On this page we will look back at life in the city during the war years. Here we will provide the visitor with the stories making the news, what was happening in sports and entertainment, city politics, the social scene and the prominent people at the time. We will also recount the events occurring in the war on that day. So, check back each day for new editions. To share your family or neighborhood stories, please email PhillyWWIyears@gmail.com
TODAY IN PHILADELPHIA – SATURDAY, FEBRUARY 3, 1917
The sky is clear over Philadelphia but a brutal cold spell has the city in its grip. Today’s high will only reach 19° with the low tonight near 5°. On this day all other news must be set aside due to the events unfolding in our nation’s capital.
At 2:00pm this afternoon in Washington D.C., President Wilson addressed a joint session of Congress and advised the assembled that due to Germany’s decision to prosecute relentless and indiscriminate submarine warfare in violation of International law, the United States of America was severing diplomatic relations with the German Empire.

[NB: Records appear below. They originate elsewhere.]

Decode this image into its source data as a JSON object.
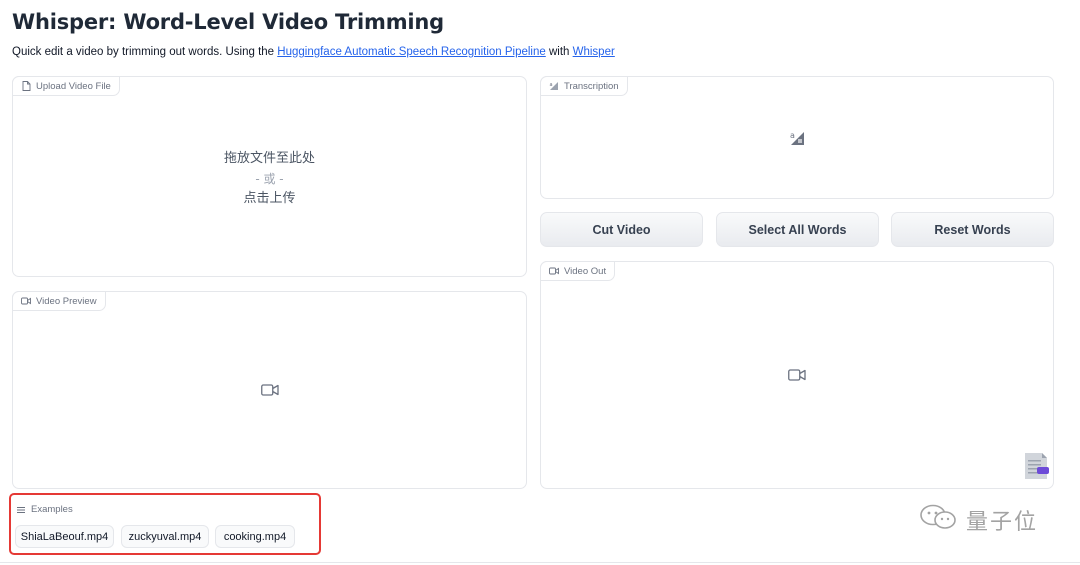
{
  "page": {
    "title": "Whisper: Word-Level Video Trimming",
    "description_prefix": "Quick edit a video by trimming out words. Using the ",
    "link_pipeline": "Huggingface Automatic Speech Recognition Pipeline",
    "description_mid": " with ",
    "link_whisper": "Whisper"
  },
  "upload": {
    "label": "Upload Video File",
    "drop_text": "拖放文件至此处",
    "or_text": "- 或 -",
    "click_text": "点击上传"
  },
  "transcription": {
    "label": "Transcription"
  },
  "buttons": {
    "cut": "Cut Video",
    "select_all": "Select All Words",
    "reset": "Reset Words"
  },
  "video_preview": {
    "label": "Video Preview"
  },
  "video_out": {
    "label": "Video Out"
  },
  "examples": {
    "label": "Examples",
    "items": [
      "ShiaLaBeouf.mp4",
      "zuckyuval.mp4",
      "cooking.mp4"
    ]
  },
  "watermark": {
    "text": "量子位"
  },
  "icons": {
    "file": "file-icon",
    "transcription": "text-image-icon",
    "video": "video-camera-icon",
    "examples": "list-icon",
    "doc": "document-badge-icon",
    "wechat": "wechat-icon"
  },
  "colors": {
    "link": "#2563eb",
    "highlight_border": "#e53935",
    "doc_badge_accent": "#6d4bd8"
  }
}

The American ambassador to Germany, James Gerard, has been recalled and the German ambassador, Count von Bernstorff, was handed his passport at 1:30pm.
The Philadelphia Navy Yard has been closed to visitors and put on war status for the first time since the Spanish-American War in 1898. All shore leave has been cancelled and the German sailors interned at the Yard have been moved to concentration barracks. The battleships North Dakota and Kansas are making preparations to sail. Destroyers and torpedo boats are now patrolling the Delaware River. The city has offered to the United States government as many police officers as necessary to assist in guarding the arsenals and the waterfront.
Philadelphia’s businesses, both large and small, have promised the government their full cooperation. Throughout the city flags are being flown over office buildings, factories, department stores and from the windows of homes. As word of today’s developments spread some reacted with surprise. One veteran of the Civil War exclaimed “Heaven help the world”. Factory workers in Kensington heard the news as they ended their shifts and most agreed that the country must fight. In the congested streets of South Philadelphia residents read of the news on bulletin boards outside shops in Italian, Yiddish and English. Many agreed that President Wilson was right to take this action. Expressions of patriotism and national unity are on full display. The United States is not at war with Germany but if such a development were to come to pass Philadelphia and her people are ready to fight.
GET YOUR COPY OF PHILADELPHIA: THE WORLD WAR I YEARS BY CLICKING ON THE LINK BELOW.